The war on grief

trauma

by Robert D. Stolorow
The DSM5, the most recent version of psychiatry’s diagnostic bible, makes it possible to classify grieving that endures beyond a rather brief span of time as a mental illness. … [click on title to read and view more]

A way to be on this earth and not shy away from the pain

green earth

Wow. Just wow! A wave of gratitude arriving on the shores of a radical earth based faith that is lived, a faith that is in and of itself, nature being natural. Nature engages constantly with itself like this.

I’ll share here that there is this heartbreak in me, a general sadness and despair I feel about many of the issues we face as a collective earth and as a human species. The suffering on this planet often overwhelms me. I sense along with many other animals that whether by natural events or by our own human hands, probably a convergence of both, this earth our home and everything that lives on it is in for massive changes and challenges in the next century and we will need new ways to engage on this planet if we are to make it without devolving into a big ugly mess. And yet life goes on! Even if nature shakes off the current natural inhabitants, life will go on in some new way and so we live on endlessly. … [click on title to read and view more]

About Yoga and the Vagus Nerve

yoga

Sometimes we refer to our instinctive wisdom as “gut feelings.” Maybe we don’t know why we feel the way we do or how we know the answer to a question. We just do. Some of us chalk it up to instinct or a sixth sense while others discount the phenomenon altogether. Could there be a scientific explanation? The answer may be the vagus nerve, a physical link to the mind-body connection. … [click on title to read and view more]

On sanity and self-inquiry

inquiry

Getting sane with inquiry means what was a minuscule awareness of my thoughts became a broader awareness of thoughts. It’s like being in a dark room with just a flickering light. Perhaps I’ve always been aware of this light, but when I started doing inquiry I began to investigate these flickers of light. What is it that is aware? What is hiding in the shadows where my beliefs are? I was the caretaker for a mansion full of beliefs that I imagined defined my identities and the vast majority of these were painful. Well, actually all of them were painful! … [click on title to read and view more]

Carl Jung’s Words of Advice for the Depressed

Photo courtesy of Toni Birrer(CC ShareALike)

From Jung’s point of view there is a hidden intention in depression. It “forces us downwards.” This is not, as it might sound, a punishment for arrogance, but rather a consequence of having become cut off from the human, instinctual part of ourselves. … [click on title to read and view more]

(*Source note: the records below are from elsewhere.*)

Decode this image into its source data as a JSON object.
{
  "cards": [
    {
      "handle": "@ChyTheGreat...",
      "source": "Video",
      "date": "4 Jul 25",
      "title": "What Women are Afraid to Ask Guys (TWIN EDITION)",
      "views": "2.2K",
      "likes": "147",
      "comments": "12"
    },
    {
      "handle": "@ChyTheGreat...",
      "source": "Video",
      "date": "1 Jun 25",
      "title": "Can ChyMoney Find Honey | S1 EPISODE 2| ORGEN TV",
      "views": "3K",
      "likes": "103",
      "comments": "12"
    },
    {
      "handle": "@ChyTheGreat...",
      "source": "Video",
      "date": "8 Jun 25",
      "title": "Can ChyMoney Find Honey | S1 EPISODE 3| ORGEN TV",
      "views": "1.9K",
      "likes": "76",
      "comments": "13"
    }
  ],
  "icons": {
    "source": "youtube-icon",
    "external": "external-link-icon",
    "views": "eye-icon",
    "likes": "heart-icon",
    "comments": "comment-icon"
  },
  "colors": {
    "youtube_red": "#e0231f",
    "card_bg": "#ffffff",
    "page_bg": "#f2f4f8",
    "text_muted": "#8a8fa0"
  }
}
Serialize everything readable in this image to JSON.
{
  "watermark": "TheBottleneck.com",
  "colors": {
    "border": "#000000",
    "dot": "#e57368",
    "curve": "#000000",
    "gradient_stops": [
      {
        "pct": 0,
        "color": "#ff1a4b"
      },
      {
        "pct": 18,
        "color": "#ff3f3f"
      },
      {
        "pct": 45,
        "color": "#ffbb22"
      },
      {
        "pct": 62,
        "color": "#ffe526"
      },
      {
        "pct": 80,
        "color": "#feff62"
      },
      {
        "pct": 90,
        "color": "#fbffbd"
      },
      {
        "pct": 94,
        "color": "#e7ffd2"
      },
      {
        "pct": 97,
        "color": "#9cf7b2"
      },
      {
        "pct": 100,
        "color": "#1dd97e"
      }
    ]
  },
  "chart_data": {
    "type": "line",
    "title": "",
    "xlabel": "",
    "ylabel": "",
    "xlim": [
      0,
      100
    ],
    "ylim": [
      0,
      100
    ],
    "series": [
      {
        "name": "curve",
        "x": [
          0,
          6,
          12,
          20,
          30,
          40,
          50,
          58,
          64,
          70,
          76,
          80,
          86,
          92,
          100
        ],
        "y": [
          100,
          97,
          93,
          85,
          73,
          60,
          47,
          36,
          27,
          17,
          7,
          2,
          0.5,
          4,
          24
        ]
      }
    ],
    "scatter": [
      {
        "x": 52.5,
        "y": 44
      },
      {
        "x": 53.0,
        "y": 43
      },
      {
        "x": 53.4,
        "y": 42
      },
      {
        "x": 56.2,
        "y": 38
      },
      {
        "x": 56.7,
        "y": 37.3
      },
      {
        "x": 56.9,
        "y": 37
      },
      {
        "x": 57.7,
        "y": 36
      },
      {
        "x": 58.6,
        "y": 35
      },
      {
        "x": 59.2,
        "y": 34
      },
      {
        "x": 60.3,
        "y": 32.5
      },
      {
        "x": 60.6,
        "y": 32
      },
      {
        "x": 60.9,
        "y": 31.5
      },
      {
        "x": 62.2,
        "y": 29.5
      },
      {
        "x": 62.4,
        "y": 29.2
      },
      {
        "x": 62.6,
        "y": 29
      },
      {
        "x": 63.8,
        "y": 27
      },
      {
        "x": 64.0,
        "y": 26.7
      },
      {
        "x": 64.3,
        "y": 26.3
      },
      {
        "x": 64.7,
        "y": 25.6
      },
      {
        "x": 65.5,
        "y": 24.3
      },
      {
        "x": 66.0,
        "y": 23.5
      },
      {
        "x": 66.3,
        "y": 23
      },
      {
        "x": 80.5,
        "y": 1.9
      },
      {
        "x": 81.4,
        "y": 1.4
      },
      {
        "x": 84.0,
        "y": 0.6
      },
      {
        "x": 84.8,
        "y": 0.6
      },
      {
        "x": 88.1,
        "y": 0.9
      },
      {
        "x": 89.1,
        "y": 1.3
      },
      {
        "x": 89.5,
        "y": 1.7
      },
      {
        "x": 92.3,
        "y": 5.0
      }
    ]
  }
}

Mad in America Film Festival

mad head

From October 9th through 12th, 2014, Mad in America will be hosting its first International Film Festival at the Regent Theatre in Arlington, Massachusetts, USA. Our mission is to foster the pursuit of social justice and human rights by bringing together an international collective of voices, perspectives, and artistic presentations that challenge the current mental health system and explore alternative understandings of “mental illness.” … [click on title for the rest of the post]

Who’s Delusional? What does support look like?

paris

I believe that Ernest Becker (in his book, “Denial of Death”), made an excellent case that the mere presence of other individuals holding belief systems radically different than our own may illicit within us a profound sense of anxiety, threatening our own sense of existential security and acting not unlike someone pointing a gun at our head. Furthermore, this profound insecurity is likely to compel us to do whatever we can to eliminate this threat, either by converting the individual(s) to our own belief systems or eliminating them from our sphere of existence altogether—such as by killing them, incarcerating them or invalidating them (e.g., they’re “crazy,” “mentally ill,” “evil,” etc.) … [click on title for the rest of the post]

Follow

Get every new post delivered to your Inbox.

Join 9,020 other followers